I soon learned that most of the fellows were similar to me in that they hadn’t touched a line of code until college and often felt like an imposter even during the program. A few years ago, code might as well have been magic according to several of us. This is why we absolutely loved being able to help out with the Detroit Code 5000 event during Detroit Startup Week. This was where middle and high school kids came from all over Detroit to learn and practice a bit of basic programming. This was definitely one of my favorite experiences. I think just getting yourself to think in the way that programming requires helped me through a lot of my courses in college. I’ve always felt that getting kids exposed to that kind of thinking early on can help humanize the world of tech, making it less of a mystery. It takes this nebulous idea of code and programming and turns it into something you can be a part of and maybe even turn into a career.
Early on in the program, using Jason’s wildly complicated project team name generator, we were split up and assigned to teams to create a 5-week long project. As a collective cohort, we spat out ideas for about half an hour and generated close to 100 possibilities for capstone projects. My team (called ‘Bedeviling Horse’ created by Jason’s name generator) decided to simulate the person most integral to the program, Sam Ging. Working through iteration after iteration of failed chatbots in ruby, we settled on using Google’s Dialogflow for the chatbot interface and moved on to designing the UI.
One theme that we noticed pretty early on across groups was the tendency to ‘reinvent the wheel’ and waste time coding components of the project that could have more easily been pulled from pre-existing sources.
Over the next couple of weeks, we saw some of the seemingly crazy ideas from our list come to life. There was the food app that would give you recipes based on whatever you had in your house at the time, the Octopi Scheduler, the Gingulator, and of course the Alexa-powered toasted that posed to an Instagram-like app to build community around toast. We saw bread burn, the Gingulator spaz out and say the same words on an infinite loop, and struggles with Twilio but in the end, each group had a somewhat-polished final project to present on the final day.
When we weren’t coding or arguing over Poptart preferences, we bonded over spicy ramen and exploring local coffee shops; getting to know each other and discussing our goals for the future.

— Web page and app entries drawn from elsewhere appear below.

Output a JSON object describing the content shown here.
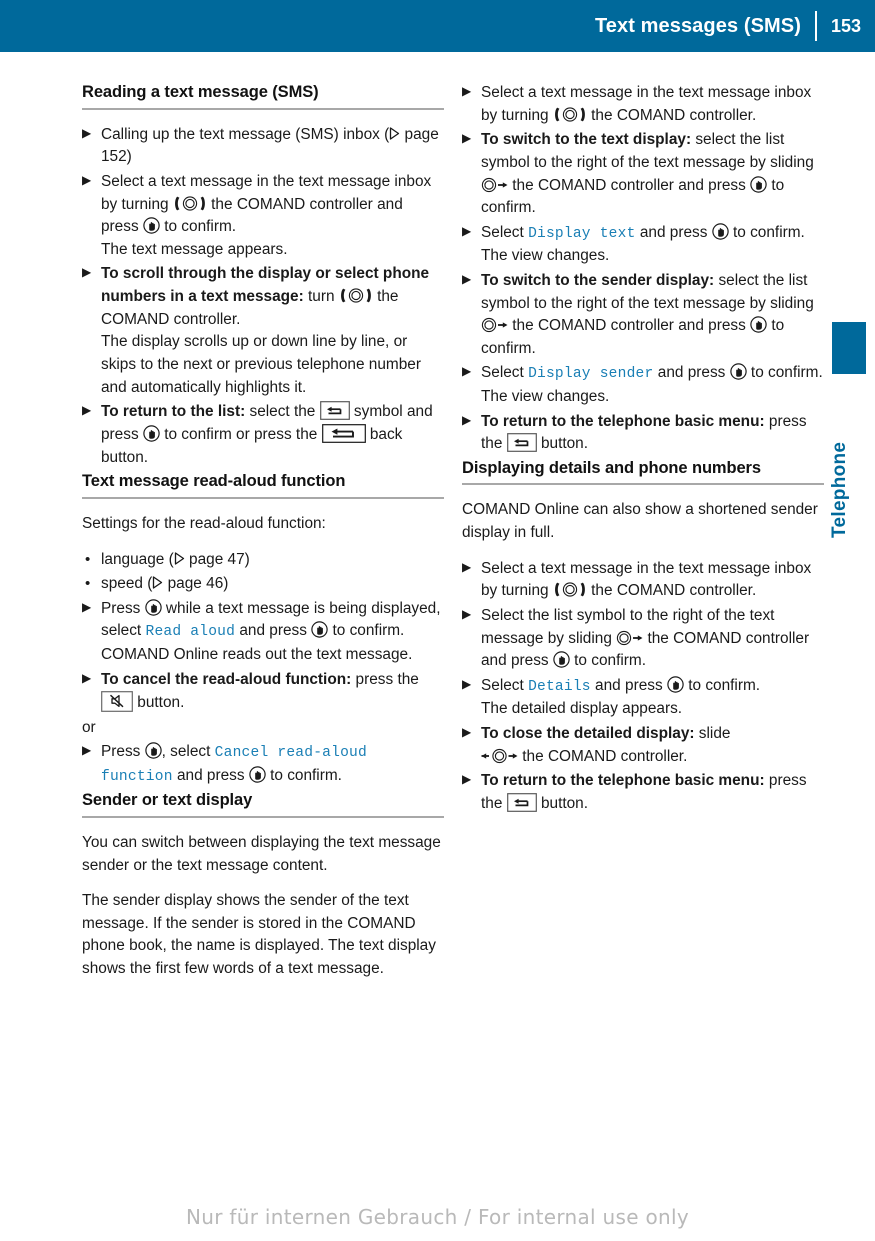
{
  "header": {
    "title": "Text messages (SMS)",
    "page_number": "153",
    "accent_color": "#00699b"
  },
  "side_tab": {
    "label": "Telephone",
    "color": "#00699b"
  },
  "footer": {
    "watermark": "Nur für internen Gebrauch / For internal use only"
  },
  "left_column": {
    "section1": {
      "heading": "Reading a text message (SMS)",
      "step1": {
        "part1": "Calling up the text message (SMS) inbox (",
        "part2": " page 152)"
      },
      "step2": {
        "part1": "Select a text message in the text message inbox by turning ",
        "part2": " the COMAND controller and press ",
        "part3": " to confirm.",
        "result": "The text message appears."
      },
      "step3": {
        "bold": "To scroll through the display or select phone numbers in a text message:",
        "part1": " turn ",
        "part2": " the COMAND controller.",
        "result": "The display scrolls up or down line by line, or skips to the next or previous telephone number and automatically highlights it."
      },
      "step4": {
        "bold": "To return to the list:",
        "part1": " select the ",
        "part2": " symbol and press ",
        "part3": " to confirm or press the ",
        "part4": " back button."
      }
    },
    "section2": {
      "heading": "Text message read-aloud function",
      "intro": "Settings for the read-aloud function:",
      "bullet1": {
        "part1": "language (",
        "part2": " page 47)"
      },
      "bullet2": {
        "part1": "speed (",
        "part2": " page 46)"
      },
      "step1": {
        "part1": "Press ",
        "part2": " while a text message is being displayed, select ",
        "command": "Read aloud",
        "part3": " and press ",
        "part4": " to confirm.",
        "result": "COMAND Online reads out the text message."
      },
      "step2": {
        "bold": "To cancel the read-aloud function:",
        "part1": " press the ",
        "part2": " button."
      },
      "or_label": "or",
      "step3": {
        "part1": "Press ",
        "part2": ", select ",
        "command": "Cancel read-aloud function",
        "part3": " and press ",
        "part4": " to confirm."
      }
    },
    "section3": {
      "heading": "Sender or text display",
      "para1": "You can switch between displaying the text message sender or the text message content.",
      "para2": "The sender display shows the sender of the text message. If the sender is stored in the COMAND phone book, the name is displayed. The text display shows the first few words of a text message."
    }
  },
  "right_column": {
    "section1": {
      "step1": {
        "part1": "Select a text message in the text message inbox by turning ",
        "part2": " the COMAND controller."
      },
      "step2": {
        "bold": "To switch to the text display:",
        "part1": " select the list symbol to the right of the text message by sliding ",
        "part2": " the COMAND controller and press ",
        "part3": " to confirm."
      },
      "step3": {
        "part1": "Select ",
        "command": "Display text",
        "part2": " and press ",
        "part3": " to confirm.",
        "result": "The view changes."
      },
      "step4": {
        "bold": "To switch to the sender display:",
        "part1": " select the list symbol to the right of the text message by sliding ",
        "part2": " the COMAND controller and press ",
        "part3": " to confirm."
      },
      "step5": {
        "part1": "Select ",
        "command": "Display sender",
        "part2": " and press ",
        "part3": " to confirm.",
        "result": "The view changes."
      },
      "step6": {
        "bold": "To return to the telephone basic menu:",
        "part1": " press the ",
        "part2": " button."
      }
    },
    "section2": {
      "heading": "Displaying details and phone numbers",
      "intro": "COMAND Online can also show a shortened sender display in full.",
      "step1": {
        "part1": "Select a text message in the text message inbox by turning ",
        "part2": " the COMAND controller."
      },
      "step2": {
        "part1": "Select the list symbol to the right of the text message by sliding ",
        "part2": " the COMAND controller and press ",
        "part3": " to confirm."
      },
      "step3": {
        "part1": "Select ",
        "command": "Details",
        "part2": " and press ",
        "part3": " to confirm.",
        "result": "The detailed display appears."
      },
      "step4": {
        "bold": "To close the detailed display:",
        "part1": " slide ",
        "part2": " the COMAND controller."
      },
      "step5": {
        "bold": "To return to the telephone basic menu:",
        "part1": " press the ",
        "part2": " button."
      }
    }
  },
  "icons": {
    "step_marker": "▶",
    "bullet_marker": "•",
    "turn_controller": "turn-controller-icon",
    "press_controller": "press-controller-icon",
    "slide_right": "slide-right-icon",
    "slide_both": "slide-left-right-icon",
    "page_ref": "page-reference-triangle-icon",
    "back_symbol": "back-symbol-icon",
    "back_button": "back-button-icon",
    "mute_button": "mute-button-icon"
  }
}
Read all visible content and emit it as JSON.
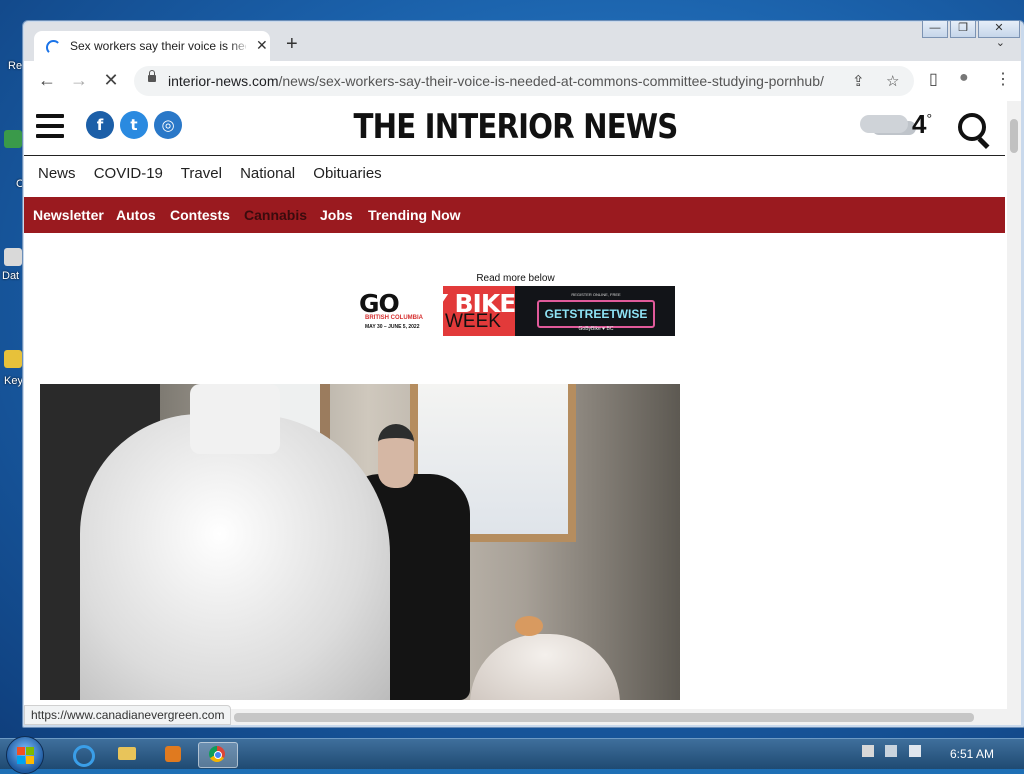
{
  "desktop": {
    "icon_labels": [
      "Re",
      "C",
      "Dat",
      "Key"
    ]
  },
  "window": {
    "controls": {
      "minimize": "—",
      "restore": "❐",
      "close": "✕"
    }
  },
  "tab": {
    "title": "Sex workers say their voice is needed at Commons committee studying Pornhub",
    "close": "✕",
    "new_tab": "+",
    "tab_search": "⌄"
  },
  "toolbar": {
    "back": "←",
    "forward": "→",
    "stop": "✕",
    "url_domain": "interior-news.com",
    "url_path": "/news/sex-workers-say-their-voice-is-needed-at-commons-committee-studying-pornhub/",
    "share_icon": "⇪",
    "star_icon": "☆",
    "sidepanel_icon": "▯",
    "profile_icon": "●",
    "menu_icon": "⋮"
  },
  "site": {
    "logo": "THE INTERIOR NEWS",
    "social": {
      "facebook": "f",
      "twitter": "t",
      "instagram": "◎"
    },
    "weather_temp": "4",
    "weather_degree": "°",
    "nav_primary": [
      "News",
      "COVID-19",
      "Travel",
      "National",
      "Obituaries"
    ],
    "nav_secondary": [
      "Newsletter",
      "Autos",
      "Contests",
      "Cannabis",
      "Jobs",
      "Trending Now"
    ]
  },
  "ad": {
    "read_more": "Read more below",
    "go": "GO",
    "by_bike": "BY BIKE",
    "week": "WEEK",
    "region": "BRITISH COLUMBIA",
    "dates": "MAY 30 – JUNE 5, 2022",
    "register": "REGISTER ONLINE, FREE",
    "cta": "GETSTREETWISE",
    "sponsor": "GoByBike ♥ BC"
  },
  "status_url": "https://www.canadianevergreen.com",
  "taskbar": {
    "time": "6:51 AM"
  }
}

Hacker Fellows gave us the opportunity to explore Detroit and become more familiar with the rapidly growing startup culture, passion and drive that characterizes the city. Growing up in Dayton, OH which itself was once run by the automotive titans many of whom left once the recession hit, I hadn’t really seen positive representations of Detroit in the media.
Getting to see the dedication Detroiters have to their city and communities was amazing. Speaker after speaker mentioned upcoming opportunities in the area: conferences, organizations, startup ideas and more. Several of the fellows from the Detroit area educated the others on local history and movements popping up across the city and after the first day, it was unquestionable that the perception I grew up with couldn’t have been further from the truth.
The same went for my expectations for the program. Where I expected a tough, straight-lace group who wanted to do nothing but code 98.146% of the time, I found a welcoming, constantly-learning group of people willing to help each other out with programming tips and tricks as well as shared wisdom that I feel has prepared me to take on the responsibilities demanded by my new role.